Today The Container Store has 6,000 employees, 67 locations in the US and annual sales of nearly $800 million.

Mr. Tindell believes a key reason for the success of the store is what he calls their 1 equals 3 hiring philosophy:

‘1 Equals 3’ is our hiring philosophy. One great person equals three good people in terms of business productivity. We have to be selective when interviewing potential employees because of the brand promise we’ve made to our customers to provide exceptional customer service.

We hire only about 3% of all who apply. If you indeed believe that with one great employee, you get three times the productivity of a good employee, you can afford to extensively train them and communicate to them, empower them and pay them 50 to 100% more than what other retailers might pay them.

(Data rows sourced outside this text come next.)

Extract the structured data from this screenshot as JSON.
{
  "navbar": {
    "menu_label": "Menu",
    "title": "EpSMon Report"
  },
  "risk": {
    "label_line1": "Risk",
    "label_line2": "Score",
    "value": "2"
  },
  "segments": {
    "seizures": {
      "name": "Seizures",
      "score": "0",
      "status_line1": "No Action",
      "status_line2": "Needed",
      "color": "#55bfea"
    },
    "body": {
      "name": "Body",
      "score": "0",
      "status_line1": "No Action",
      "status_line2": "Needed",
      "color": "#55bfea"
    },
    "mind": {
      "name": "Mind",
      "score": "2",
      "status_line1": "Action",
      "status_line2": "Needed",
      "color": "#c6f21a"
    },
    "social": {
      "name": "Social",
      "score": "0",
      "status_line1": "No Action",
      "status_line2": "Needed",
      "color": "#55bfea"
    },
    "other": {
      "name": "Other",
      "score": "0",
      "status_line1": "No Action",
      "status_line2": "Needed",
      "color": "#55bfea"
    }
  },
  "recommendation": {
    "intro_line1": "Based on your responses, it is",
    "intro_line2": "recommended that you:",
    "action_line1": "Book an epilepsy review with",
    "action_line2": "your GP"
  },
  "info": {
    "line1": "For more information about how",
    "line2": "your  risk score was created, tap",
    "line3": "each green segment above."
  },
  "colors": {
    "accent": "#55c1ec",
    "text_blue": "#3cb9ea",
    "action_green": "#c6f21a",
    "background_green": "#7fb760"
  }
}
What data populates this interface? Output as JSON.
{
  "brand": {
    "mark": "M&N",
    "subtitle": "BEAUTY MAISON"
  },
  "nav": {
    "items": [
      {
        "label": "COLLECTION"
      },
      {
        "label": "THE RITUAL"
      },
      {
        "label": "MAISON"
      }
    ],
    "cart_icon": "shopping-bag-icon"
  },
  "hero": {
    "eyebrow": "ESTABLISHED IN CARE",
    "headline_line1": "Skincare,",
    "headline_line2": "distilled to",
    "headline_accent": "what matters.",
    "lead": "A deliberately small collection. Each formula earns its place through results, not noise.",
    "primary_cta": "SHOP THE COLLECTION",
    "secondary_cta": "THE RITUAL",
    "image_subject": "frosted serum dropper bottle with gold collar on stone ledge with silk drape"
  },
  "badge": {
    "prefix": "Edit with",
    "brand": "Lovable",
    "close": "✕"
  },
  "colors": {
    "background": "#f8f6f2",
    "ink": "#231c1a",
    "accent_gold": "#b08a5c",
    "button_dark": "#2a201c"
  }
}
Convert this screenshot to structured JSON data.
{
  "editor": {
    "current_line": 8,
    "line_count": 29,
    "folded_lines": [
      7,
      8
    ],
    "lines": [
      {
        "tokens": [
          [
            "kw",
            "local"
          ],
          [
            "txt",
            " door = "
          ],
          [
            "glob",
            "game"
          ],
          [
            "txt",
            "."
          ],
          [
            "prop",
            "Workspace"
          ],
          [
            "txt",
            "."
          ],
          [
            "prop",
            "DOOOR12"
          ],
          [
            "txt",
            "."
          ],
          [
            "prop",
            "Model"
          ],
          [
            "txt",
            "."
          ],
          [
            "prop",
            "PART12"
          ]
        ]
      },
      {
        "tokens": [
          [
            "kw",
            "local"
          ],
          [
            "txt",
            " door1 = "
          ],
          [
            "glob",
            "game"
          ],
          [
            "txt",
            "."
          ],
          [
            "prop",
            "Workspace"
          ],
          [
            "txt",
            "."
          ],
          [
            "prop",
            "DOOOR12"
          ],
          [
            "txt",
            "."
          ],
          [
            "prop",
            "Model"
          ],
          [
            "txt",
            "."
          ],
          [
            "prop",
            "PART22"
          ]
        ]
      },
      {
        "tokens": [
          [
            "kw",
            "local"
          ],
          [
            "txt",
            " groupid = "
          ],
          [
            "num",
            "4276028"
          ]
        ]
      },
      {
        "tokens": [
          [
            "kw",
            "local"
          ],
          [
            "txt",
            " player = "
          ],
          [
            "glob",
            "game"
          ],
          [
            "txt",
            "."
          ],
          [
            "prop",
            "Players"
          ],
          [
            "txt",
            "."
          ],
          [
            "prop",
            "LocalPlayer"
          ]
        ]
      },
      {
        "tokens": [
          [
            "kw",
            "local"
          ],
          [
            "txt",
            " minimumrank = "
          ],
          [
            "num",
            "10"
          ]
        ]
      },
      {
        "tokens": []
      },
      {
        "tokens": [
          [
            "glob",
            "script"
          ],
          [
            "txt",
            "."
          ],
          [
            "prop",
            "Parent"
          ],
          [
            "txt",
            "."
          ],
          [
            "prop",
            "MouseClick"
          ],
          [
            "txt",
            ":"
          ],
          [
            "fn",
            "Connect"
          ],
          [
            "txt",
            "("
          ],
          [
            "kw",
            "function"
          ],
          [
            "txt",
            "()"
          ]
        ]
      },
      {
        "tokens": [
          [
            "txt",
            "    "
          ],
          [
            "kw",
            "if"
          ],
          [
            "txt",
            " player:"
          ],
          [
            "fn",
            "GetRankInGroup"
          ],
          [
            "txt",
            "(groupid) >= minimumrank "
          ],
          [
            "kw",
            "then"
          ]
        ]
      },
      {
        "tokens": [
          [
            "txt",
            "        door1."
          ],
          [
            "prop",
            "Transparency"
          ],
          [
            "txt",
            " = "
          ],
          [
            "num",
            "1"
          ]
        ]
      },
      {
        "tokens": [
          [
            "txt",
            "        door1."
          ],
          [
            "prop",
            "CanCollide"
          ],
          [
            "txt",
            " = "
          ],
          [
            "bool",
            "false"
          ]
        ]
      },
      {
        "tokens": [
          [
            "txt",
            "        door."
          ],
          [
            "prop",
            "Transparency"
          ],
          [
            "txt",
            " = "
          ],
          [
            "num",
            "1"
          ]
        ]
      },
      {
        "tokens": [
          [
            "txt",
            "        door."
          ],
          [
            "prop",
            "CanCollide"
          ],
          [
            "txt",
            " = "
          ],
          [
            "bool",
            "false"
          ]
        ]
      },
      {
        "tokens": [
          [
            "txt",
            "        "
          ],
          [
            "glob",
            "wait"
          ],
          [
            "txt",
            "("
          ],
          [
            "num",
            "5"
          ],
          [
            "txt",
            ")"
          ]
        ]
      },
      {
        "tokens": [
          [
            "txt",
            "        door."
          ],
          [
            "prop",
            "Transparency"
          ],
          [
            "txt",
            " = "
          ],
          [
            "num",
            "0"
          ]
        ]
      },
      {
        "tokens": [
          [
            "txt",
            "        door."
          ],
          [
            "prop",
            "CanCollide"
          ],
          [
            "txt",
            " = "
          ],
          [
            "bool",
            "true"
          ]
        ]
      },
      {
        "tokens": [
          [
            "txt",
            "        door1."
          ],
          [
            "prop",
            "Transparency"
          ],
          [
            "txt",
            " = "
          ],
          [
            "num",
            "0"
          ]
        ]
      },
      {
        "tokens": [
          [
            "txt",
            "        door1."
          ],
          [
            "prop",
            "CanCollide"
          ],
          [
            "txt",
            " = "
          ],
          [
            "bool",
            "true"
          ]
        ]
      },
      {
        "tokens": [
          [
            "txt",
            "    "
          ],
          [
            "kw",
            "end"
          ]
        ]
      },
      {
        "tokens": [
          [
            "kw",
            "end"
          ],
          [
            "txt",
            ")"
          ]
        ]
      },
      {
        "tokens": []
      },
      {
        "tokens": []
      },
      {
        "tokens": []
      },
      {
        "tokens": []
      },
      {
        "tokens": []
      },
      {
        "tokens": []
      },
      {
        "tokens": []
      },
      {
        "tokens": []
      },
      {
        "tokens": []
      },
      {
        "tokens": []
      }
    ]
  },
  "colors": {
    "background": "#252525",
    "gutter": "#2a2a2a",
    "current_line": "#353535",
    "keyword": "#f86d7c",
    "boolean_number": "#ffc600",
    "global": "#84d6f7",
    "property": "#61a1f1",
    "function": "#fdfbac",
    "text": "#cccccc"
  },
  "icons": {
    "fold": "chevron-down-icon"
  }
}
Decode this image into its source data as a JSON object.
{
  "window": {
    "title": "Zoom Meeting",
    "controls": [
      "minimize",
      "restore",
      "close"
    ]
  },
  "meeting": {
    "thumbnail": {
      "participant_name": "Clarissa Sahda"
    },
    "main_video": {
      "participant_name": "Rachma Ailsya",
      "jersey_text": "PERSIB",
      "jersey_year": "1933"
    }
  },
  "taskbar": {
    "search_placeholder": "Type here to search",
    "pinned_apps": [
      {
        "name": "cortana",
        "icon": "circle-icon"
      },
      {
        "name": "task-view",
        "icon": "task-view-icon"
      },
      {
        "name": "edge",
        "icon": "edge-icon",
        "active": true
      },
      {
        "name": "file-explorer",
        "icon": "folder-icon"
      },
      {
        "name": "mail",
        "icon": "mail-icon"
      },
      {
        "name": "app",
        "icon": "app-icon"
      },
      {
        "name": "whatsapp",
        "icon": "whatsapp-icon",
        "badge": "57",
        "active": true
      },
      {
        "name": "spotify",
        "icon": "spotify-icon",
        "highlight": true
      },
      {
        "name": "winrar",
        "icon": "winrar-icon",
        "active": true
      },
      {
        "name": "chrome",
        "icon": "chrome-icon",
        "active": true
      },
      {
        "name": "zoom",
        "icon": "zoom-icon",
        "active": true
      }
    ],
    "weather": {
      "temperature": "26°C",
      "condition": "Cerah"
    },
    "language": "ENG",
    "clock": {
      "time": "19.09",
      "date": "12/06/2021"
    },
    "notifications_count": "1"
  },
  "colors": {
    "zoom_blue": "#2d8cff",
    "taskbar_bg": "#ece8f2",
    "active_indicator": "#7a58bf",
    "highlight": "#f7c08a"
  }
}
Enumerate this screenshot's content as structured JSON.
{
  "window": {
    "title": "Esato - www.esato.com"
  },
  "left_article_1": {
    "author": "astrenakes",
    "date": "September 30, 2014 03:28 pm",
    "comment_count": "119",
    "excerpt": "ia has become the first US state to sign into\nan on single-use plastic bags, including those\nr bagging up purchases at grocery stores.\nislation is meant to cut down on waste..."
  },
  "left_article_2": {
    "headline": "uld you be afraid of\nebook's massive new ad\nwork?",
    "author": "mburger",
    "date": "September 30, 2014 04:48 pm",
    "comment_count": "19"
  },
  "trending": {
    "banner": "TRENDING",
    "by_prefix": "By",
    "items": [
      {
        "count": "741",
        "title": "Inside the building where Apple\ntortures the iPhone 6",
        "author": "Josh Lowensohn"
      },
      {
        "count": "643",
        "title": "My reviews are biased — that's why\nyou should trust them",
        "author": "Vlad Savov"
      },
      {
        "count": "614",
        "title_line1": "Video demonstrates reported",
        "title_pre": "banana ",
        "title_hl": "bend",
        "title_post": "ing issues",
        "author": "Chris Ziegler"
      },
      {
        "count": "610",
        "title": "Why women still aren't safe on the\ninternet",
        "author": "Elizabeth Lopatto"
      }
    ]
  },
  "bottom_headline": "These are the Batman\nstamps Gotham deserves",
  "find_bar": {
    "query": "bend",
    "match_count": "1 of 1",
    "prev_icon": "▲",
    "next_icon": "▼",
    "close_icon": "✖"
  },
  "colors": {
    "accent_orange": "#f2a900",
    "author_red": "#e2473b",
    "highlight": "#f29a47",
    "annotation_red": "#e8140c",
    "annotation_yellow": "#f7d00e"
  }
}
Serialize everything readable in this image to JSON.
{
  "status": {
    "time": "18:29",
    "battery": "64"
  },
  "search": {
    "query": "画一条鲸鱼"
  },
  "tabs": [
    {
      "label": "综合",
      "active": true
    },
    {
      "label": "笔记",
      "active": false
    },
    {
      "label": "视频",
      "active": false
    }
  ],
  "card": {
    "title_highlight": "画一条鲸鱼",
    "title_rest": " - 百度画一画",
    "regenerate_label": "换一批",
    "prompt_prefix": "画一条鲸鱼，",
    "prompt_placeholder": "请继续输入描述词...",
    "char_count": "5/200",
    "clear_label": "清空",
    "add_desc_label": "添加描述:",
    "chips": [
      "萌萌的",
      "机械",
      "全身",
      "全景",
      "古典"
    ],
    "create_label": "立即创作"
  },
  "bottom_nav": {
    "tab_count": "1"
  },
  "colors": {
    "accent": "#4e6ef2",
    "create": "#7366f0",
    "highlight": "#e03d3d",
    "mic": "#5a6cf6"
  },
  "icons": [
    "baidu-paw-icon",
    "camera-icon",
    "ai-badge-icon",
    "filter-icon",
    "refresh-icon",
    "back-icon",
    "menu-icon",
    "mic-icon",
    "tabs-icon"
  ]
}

Our 1=3 employees have tremendous tenure with the company. They feel like owners of the company and strive to do what’s right for each other and our customers every single day.

It’s a win-win-win. Employees win because they’re getting paid twice as much… and what a delight for the entire team to work alongside other great people! The company wins because it gets three times the productivity at two times the payroll cost. But most importantly, customers win with extraordinary service!

I think that’s an incredible philosophy!

It might take us a bit of time to groove in that kind of approach to hiring, but get the idea of having only GREAT employees.

I should point out one other thing Mr. Tindell said:

We’re talking about business productivity. Of course, no one person is better than another person as a person. But if you can, why not hire great people? And you can pay them twice as much and still save, since you get three times the productivity at two times the cost. They win, you save money, the customers win, and all the employees win because they get to work with someone great. These people are the best in the industry, and I can’t wait to get up in the morning and work with them.

I love hearing how successful business owners make their way through the hiring process.

What do you think? Is this something you can do?



To see how our employee test can help you bring better people on board watch this three minute video.



Get a copy of our new Hiring Tips book at Amazon.